"Definitely shocked, because sometimes, it's like, 'Hey, it's not true - it's not true.' So hard to believe. Too hard to believe it," she says.

Federal agents arrested 19-year-old Mohamed Osman Mohamud on Friday after he allegedly used a cell phone to try to detonate what he thought were explosives in a van at the Portland Christmas tree lighting ceremony, attended by thousands of families.

It turned out to be a dummy bomb put together by FBI agents, but Mohamud thought it was real, and he said he didn't mind that children would die in the blast, according to a law-enforcement official and court documents.

"It's really, really bad," Farah says.

Her greatest fear is that some people will retaliate against the Somali community - one of the fastest growing immigrant groups in Seattle.

"I know I'm gonna be getting a lot of phone calls again - and some people getting harassed, or getting hurt," Farah says.

Just last month police arrested Jennifer Jennings. Investigators say she attacked two Muslim women from Somalia at a Tukwila gas station.

According to court documents, Jennings called the women "terrorists" and "suicide bombers." She has pleaded not guilty to the charges.

Farah says some Somali Muslims were harassed after 9/11 and in September of last year, when a Somali-American suicide bomber from Seattle was accused of killing 21 peacekeepers in Mogadishu, Somalia.

Arslan Bukhari of the Council on American-Islamic Relations works to improve relations between non-Muslim Americans and Muslims. He also worries this latest suspected terror plot could ignite violence.

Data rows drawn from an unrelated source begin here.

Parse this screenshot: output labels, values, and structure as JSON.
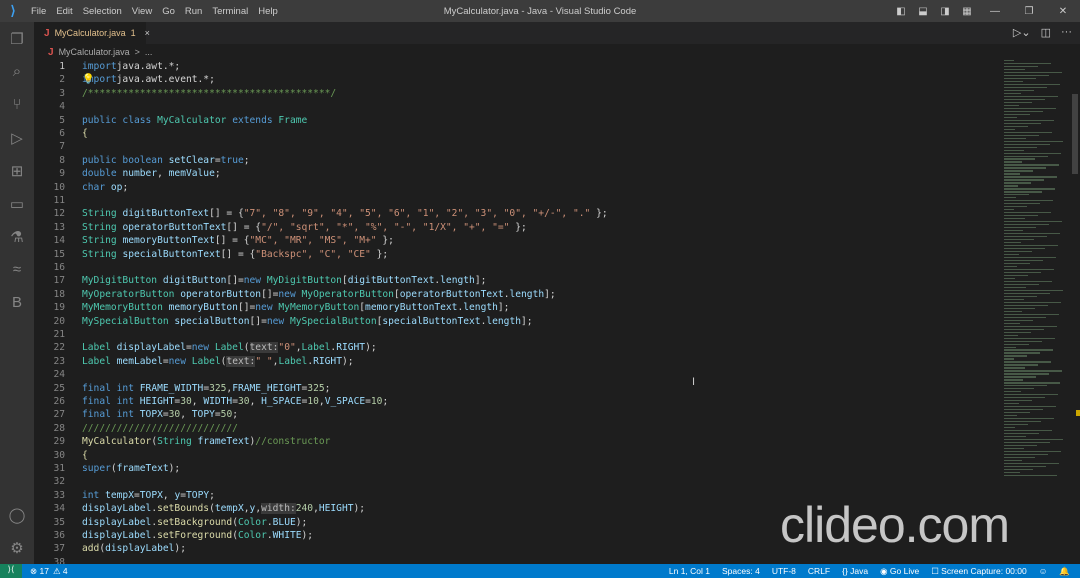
{
  "titlebar": {
    "menu": [
      "File",
      "Edit",
      "Selection",
      "View",
      "Go",
      "Run",
      "Terminal",
      "Help"
    ],
    "title": "MyCalculator.java - Java - Visual Studio Code"
  },
  "tab": {
    "icon": "J",
    "label": "MyCalculator.java",
    "problems": "1",
    "close": "×"
  },
  "breadcrumb": {
    "icon": "J",
    "file": "MyCalculator.java",
    "sep": ">",
    "more": "..."
  },
  "activity": [
    "explorer-icon",
    "search-icon",
    "source-control-icon",
    "run-debug-icon",
    "extensions-icon",
    "remote-explorer-icon",
    "testing-icon",
    "java-icon",
    "b-icon"
  ],
  "code": [
    [
      [
        "kw",
        "import"
      ],
      [
        "",
        "java.awt.*;"
      ]
    ],
    [
      [
        "kw",
        "import"
      ],
      [
        "",
        "java.awt.event.*;"
      ]
    ],
    [
      [
        "co",
        "/******************************************/"
      ]
    ],
    [],
    [
      [
        "kw",
        "public class "
      ],
      [
        "ty",
        "MyCalculator "
      ],
      [
        "kw",
        "extends "
      ],
      [
        "ty",
        "Frame"
      ]
    ],
    [
      [
        "fn",
        "{"
      ]
    ],
    [],
    [
      [
        "kw",
        "public boolean "
      ],
      [
        "va",
        "setClear"
      ],
      [
        "",
        "="
      ],
      [
        "kw",
        "true"
      ],
      [
        "",
        ";"
      ]
    ],
    [
      [
        "kw",
        "double "
      ],
      [
        "va",
        "number"
      ],
      [
        "",
        ", "
      ],
      [
        "va",
        "memValue"
      ],
      [
        "",
        ";"
      ]
    ],
    [
      [
        "kw",
        "char "
      ],
      [
        "va",
        "op"
      ],
      [
        "",
        ";"
      ]
    ],
    [],
    [
      [
        "ty",
        "String "
      ],
      [
        "va",
        "digitButtonText"
      ],
      [
        "",
        "[] = {"
      ],
      [
        "st",
        "\"7\", \"8\", \"9\", \"4\", \"5\", \"6\", \"1\", \"2\", \"3\", \"0\", \"+/-\", \".\""
      ],
      [
        "",
        " };"
      ]
    ],
    [
      [
        "ty",
        "String "
      ],
      [
        "va",
        "operatorButtonText"
      ],
      [
        "",
        "[] = {"
      ],
      [
        "st",
        "\"/\", \"sqrt\", \"*\", \"%\", \"-\", \"1/X\", \"+\", \"=\""
      ],
      [
        "",
        " };"
      ]
    ],
    [
      [
        "ty",
        "String "
      ],
      [
        "va",
        "memoryButtonText"
      ],
      [
        "",
        "[] = {"
      ],
      [
        "st",
        "\"MC\", \"MR\", \"MS\", \"M+\""
      ],
      [
        "",
        " };"
      ]
    ],
    [
      [
        "ty",
        "String "
      ],
      [
        "va",
        "specialButtonText"
      ],
      [
        "",
        "[] = {"
      ],
      [
        "st",
        "\"Backspc\", \"C\", \"CE\""
      ],
      [
        "",
        " };"
      ]
    ],
    [],
    [
      [
        "ty",
        "MyDigitButton "
      ],
      [
        "va",
        "digitButton"
      ],
      [
        "",
        "[]="
      ],
      [
        "kw",
        "new "
      ],
      [
        "ty",
        "MyDigitButton"
      ],
      [
        "",
        "["
      ],
      [
        "va",
        "digitButtonText"
      ],
      [
        "",
        "."
      ],
      [
        "va",
        "length"
      ],
      [
        "",
        "];"
      ]
    ],
    [
      [
        "ty",
        "MyOperatorButton "
      ],
      [
        "va",
        "operatorButton"
      ],
      [
        "",
        "[]="
      ],
      [
        "kw",
        "new "
      ],
      [
        "ty",
        "MyOperatorButton"
      ],
      [
        "",
        "["
      ],
      [
        "va",
        "operatorButtonText"
      ],
      [
        "",
        "."
      ],
      [
        "va",
        "length"
      ],
      [
        "",
        "];"
      ]
    ],
    [
      [
        "ty",
        "MyMemoryButton "
      ],
      [
        "va",
        "memoryButton"
      ],
      [
        "",
        "[]="
      ],
      [
        "kw",
        "new "
      ],
      [
        "ty",
        "MyMemoryButton"
      ],
      [
        "",
        "["
      ],
      [
        "va",
        "memoryButtonText"
      ],
      [
        "",
        "."
      ],
      [
        "va",
        "length"
      ],
      [
        "",
        "];"
      ]
    ],
    [
      [
        "ty",
        "MySpecialButton "
      ],
      [
        "va",
        "specialButton"
      ],
      [
        "",
        "[]="
      ],
      [
        "kw",
        "new "
      ],
      [
        "ty",
        "MySpecialButton"
      ],
      [
        "",
        "["
      ],
      [
        "va",
        "specialButtonText"
      ],
      [
        "",
        "."
      ],
      [
        "va",
        "length"
      ],
      [
        "",
        "];"
      ]
    ],
    [],
    [
      [
        "ty",
        "Label "
      ],
      [
        "va",
        "displayLabel"
      ],
      [
        "",
        "="
      ],
      [
        "kw",
        "new "
      ],
      [
        "ty",
        "Label"
      ],
      [
        "",
        "("
      ],
      [
        "hint",
        "text:"
      ],
      [
        "st",
        "\"0\""
      ],
      [
        "",
        ","
      ],
      [
        "ty",
        "Label"
      ],
      [
        "",
        "."
      ],
      [
        "va",
        "RIGHT"
      ],
      [
        "",
        ");"
      ]
    ],
    [
      [
        "ty",
        "Label "
      ],
      [
        "va",
        "memLabel"
      ],
      [
        "",
        "="
      ],
      [
        "kw",
        "new "
      ],
      [
        "ty",
        "Label"
      ],
      [
        "",
        "("
      ],
      [
        "hint",
        "text:"
      ],
      [
        "st",
        "\" \""
      ],
      [
        "",
        ","
      ],
      [
        "ty",
        "Label"
      ],
      [
        "",
        "."
      ],
      [
        "va",
        "RIGHT"
      ],
      [
        "",
        ");"
      ]
    ],
    [],
    [
      [
        "kw",
        "final int "
      ],
      [
        "va",
        "FRAME_WIDTH"
      ],
      [
        "",
        "="
      ],
      [
        "nu",
        "325"
      ],
      [
        "",
        ","
      ],
      [
        "va",
        "FRAME_HEIGHT"
      ],
      [
        "",
        "="
      ],
      [
        "nu",
        "325"
      ],
      [
        "",
        ";"
      ]
    ],
    [
      [
        "kw",
        "final int "
      ],
      [
        "va",
        "HEIGHT"
      ],
      [
        "",
        "="
      ],
      [
        "nu",
        "30"
      ],
      [
        "",
        ", "
      ],
      [
        "va",
        "WIDTH"
      ],
      [
        "",
        "="
      ],
      [
        "nu",
        "30"
      ],
      [
        "",
        ", "
      ],
      [
        "va",
        "H_SPACE"
      ],
      [
        "",
        "="
      ],
      [
        "nu",
        "10"
      ],
      [
        "",
        ","
      ],
      [
        "va",
        "V_SPACE"
      ],
      [
        "",
        "="
      ],
      [
        "nu",
        "10"
      ],
      [
        "",
        ";"
      ]
    ],
    [
      [
        "kw",
        "final int "
      ],
      [
        "va",
        "TOPX"
      ],
      [
        "",
        "="
      ],
      [
        "nu",
        "30"
      ],
      [
        "",
        ", "
      ],
      [
        "va",
        "TOPY"
      ],
      [
        "",
        "="
      ],
      [
        "nu",
        "50"
      ],
      [
        "",
        ";"
      ]
    ],
    [
      [
        "co",
        "///////////////////////////"
      ]
    ],
    [
      [
        "fn",
        "MyCalculator"
      ],
      [
        "",
        "("
      ],
      [
        "ty",
        "String "
      ],
      [
        "va",
        "frameText"
      ],
      [
        "",
        ")"
      ],
      [
        "co",
        "//constructor"
      ]
    ],
    [
      [
        "fn",
        "{"
      ]
    ],
    [
      [
        "kw",
        "super"
      ],
      [
        "",
        "("
      ],
      [
        "va",
        "frameText"
      ],
      [
        "",
        ");"
      ]
    ],
    [],
    [
      [
        "kw",
        "int "
      ],
      [
        "va",
        "tempX"
      ],
      [
        "",
        "="
      ],
      [
        "va",
        "TOPX"
      ],
      [
        "",
        ", "
      ],
      [
        "va",
        "y"
      ],
      [
        "",
        "="
      ],
      [
        "va",
        "TOPY"
      ],
      [
        "",
        ";"
      ]
    ],
    [
      [
        "va",
        "displayLabel"
      ],
      [
        "",
        "."
      ],
      [
        "fn",
        "setBounds"
      ],
      [
        "",
        "("
      ],
      [
        "va",
        "tempX"
      ],
      [
        "",
        ","
      ],
      [
        "va",
        "y"
      ],
      [
        "",
        ","
      ],
      [
        "hint",
        "width:"
      ],
      [
        "nu",
        "240"
      ],
      [
        "",
        ","
      ],
      [
        "va",
        "HEIGHT"
      ],
      [
        "",
        ");"
      ]
    ],
    [
      [
        "va",
        "displayLabel"
      ],
      [
        "",
        "."
      ],
      [
        "fn",
        "setBackground"
      ],
      [
        "",
        "("
      ],
      [
        "ty",
        "Color"
      ],
      [
        "",
        "."
      ],
      [
        "va",
        "BLUE"
      ],
      [
        "",
        ");"
      ]
    ],
    [
      [
        "va",
        "displayLabel"
      ],
      [
        "",
        "."
      ],
      [
        "fn",
        "setForeground"
      ],
      [
        "",
        "("
      ],
      [
        "ty",
        "Color"
      ],
      [
        "",
        "."
      ],
      [
        "va",
        "WHITE"
      ],
      [
        "",
        ");"
      ]
    ],
    [
      [
        "fn",
        "add"
      ],
      [
        "",
        "("
      ],
      [
        "va",
        "displayLabel"
      ],
      [
        "",
        ");"
      ]
    ],
    []
  ],
  "status": {
    "remote": "⟩⟨",
    "errors": "⊗ 17",
    "warnings": "⚠ 4",
    "position": "Ln 1, Col 1",
    "spaces": "Spaces: 4",
    "encoding": "UTF-8",
    "eol": "CRLF",
    "language": "{} Java",
    "golive": "◉ Go Live",
    "capture": "☐ Screen Capture: 00:00",
    "feedback": "☺",
    "bell": "🔔"
  },
  "watermark": "clideo.com"
}
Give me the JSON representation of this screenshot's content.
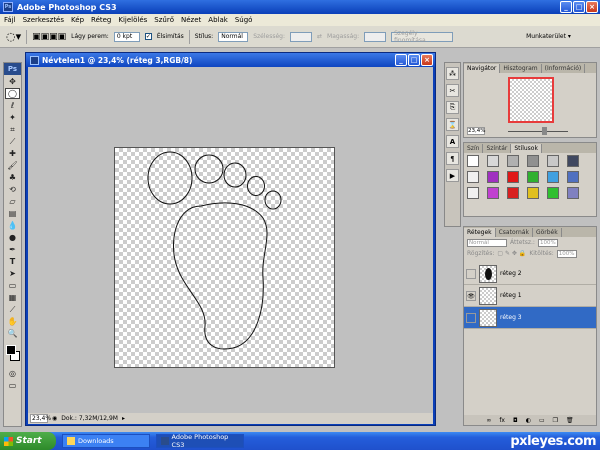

"We don't want a backlash by persons who are driven to believe that somehow the Somali-American community, or the Muslim-American community, had something to do with this," says Bukhari.

Seattle's Somali community plans to host a group meeting early next week to discuss their concerns about a backlash.

They also plan on working with the Seattle Police Departmrny to find ways to protect themselves from harassment and violence.